Among these entries, how many lines have the string "Running" in them? Only the number is needed.

(Component data from apps and pages)

++++

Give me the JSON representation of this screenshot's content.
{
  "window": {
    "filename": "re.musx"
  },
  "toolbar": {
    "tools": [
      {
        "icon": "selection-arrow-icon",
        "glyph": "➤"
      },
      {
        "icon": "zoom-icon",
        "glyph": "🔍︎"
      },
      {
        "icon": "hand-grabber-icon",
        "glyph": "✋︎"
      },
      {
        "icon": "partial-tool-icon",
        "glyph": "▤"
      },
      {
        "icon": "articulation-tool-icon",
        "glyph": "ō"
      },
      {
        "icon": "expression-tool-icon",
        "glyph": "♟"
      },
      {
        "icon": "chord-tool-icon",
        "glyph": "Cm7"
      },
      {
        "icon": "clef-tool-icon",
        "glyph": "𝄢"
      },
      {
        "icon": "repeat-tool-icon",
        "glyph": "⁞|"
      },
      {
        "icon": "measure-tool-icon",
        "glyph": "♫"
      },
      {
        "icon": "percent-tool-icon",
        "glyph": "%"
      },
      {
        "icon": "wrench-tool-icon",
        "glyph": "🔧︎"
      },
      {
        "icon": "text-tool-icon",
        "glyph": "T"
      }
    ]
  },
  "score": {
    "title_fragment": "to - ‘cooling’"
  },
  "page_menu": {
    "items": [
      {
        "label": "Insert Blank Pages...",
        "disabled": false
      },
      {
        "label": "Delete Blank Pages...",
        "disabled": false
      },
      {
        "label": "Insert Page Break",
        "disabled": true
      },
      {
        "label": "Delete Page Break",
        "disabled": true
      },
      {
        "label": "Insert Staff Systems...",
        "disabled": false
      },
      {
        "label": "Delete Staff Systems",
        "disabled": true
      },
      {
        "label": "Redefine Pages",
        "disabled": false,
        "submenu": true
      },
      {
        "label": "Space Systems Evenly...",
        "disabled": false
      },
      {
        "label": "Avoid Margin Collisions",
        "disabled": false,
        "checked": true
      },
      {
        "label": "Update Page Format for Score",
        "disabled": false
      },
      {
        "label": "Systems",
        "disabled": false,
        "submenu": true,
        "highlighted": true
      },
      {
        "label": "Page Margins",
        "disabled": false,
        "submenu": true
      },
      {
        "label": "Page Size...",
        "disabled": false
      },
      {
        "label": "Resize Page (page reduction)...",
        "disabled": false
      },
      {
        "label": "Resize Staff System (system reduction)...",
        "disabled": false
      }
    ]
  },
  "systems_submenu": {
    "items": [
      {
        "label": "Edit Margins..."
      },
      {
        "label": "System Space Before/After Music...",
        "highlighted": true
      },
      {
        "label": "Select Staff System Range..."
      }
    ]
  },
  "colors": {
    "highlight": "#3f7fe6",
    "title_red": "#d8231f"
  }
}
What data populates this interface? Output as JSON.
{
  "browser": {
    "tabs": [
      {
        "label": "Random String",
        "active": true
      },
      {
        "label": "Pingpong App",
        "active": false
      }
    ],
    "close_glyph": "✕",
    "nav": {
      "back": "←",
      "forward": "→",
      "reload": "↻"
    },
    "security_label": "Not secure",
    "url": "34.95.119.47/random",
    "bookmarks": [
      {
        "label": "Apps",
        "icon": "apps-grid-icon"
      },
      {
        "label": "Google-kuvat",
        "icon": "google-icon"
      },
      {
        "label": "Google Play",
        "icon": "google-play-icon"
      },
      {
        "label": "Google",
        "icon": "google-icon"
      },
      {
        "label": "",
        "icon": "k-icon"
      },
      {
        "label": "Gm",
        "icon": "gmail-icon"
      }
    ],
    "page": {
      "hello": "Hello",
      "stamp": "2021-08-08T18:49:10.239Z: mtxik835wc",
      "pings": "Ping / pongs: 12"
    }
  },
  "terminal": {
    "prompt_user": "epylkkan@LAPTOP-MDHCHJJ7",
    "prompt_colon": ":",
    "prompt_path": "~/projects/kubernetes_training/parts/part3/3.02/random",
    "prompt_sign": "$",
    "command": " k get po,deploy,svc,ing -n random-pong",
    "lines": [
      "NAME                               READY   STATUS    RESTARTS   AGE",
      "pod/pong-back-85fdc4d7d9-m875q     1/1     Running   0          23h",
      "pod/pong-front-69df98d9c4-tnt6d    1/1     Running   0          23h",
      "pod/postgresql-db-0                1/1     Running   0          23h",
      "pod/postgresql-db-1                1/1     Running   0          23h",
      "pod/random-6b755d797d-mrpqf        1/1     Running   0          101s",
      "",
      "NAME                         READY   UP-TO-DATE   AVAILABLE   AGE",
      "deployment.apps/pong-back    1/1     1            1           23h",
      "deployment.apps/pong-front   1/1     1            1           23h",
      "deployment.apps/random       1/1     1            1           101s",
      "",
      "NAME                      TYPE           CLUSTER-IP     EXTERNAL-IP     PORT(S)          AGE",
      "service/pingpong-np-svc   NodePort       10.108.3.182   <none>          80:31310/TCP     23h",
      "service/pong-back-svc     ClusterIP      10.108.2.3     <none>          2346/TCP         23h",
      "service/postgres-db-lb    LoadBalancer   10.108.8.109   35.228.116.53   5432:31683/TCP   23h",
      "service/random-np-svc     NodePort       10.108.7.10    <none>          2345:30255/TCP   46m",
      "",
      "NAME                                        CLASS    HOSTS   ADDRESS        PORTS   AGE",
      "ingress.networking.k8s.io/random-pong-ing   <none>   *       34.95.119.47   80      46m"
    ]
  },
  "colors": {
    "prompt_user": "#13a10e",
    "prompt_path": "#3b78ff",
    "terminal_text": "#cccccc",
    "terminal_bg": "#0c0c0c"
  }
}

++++

# WRITTEN REPLY
5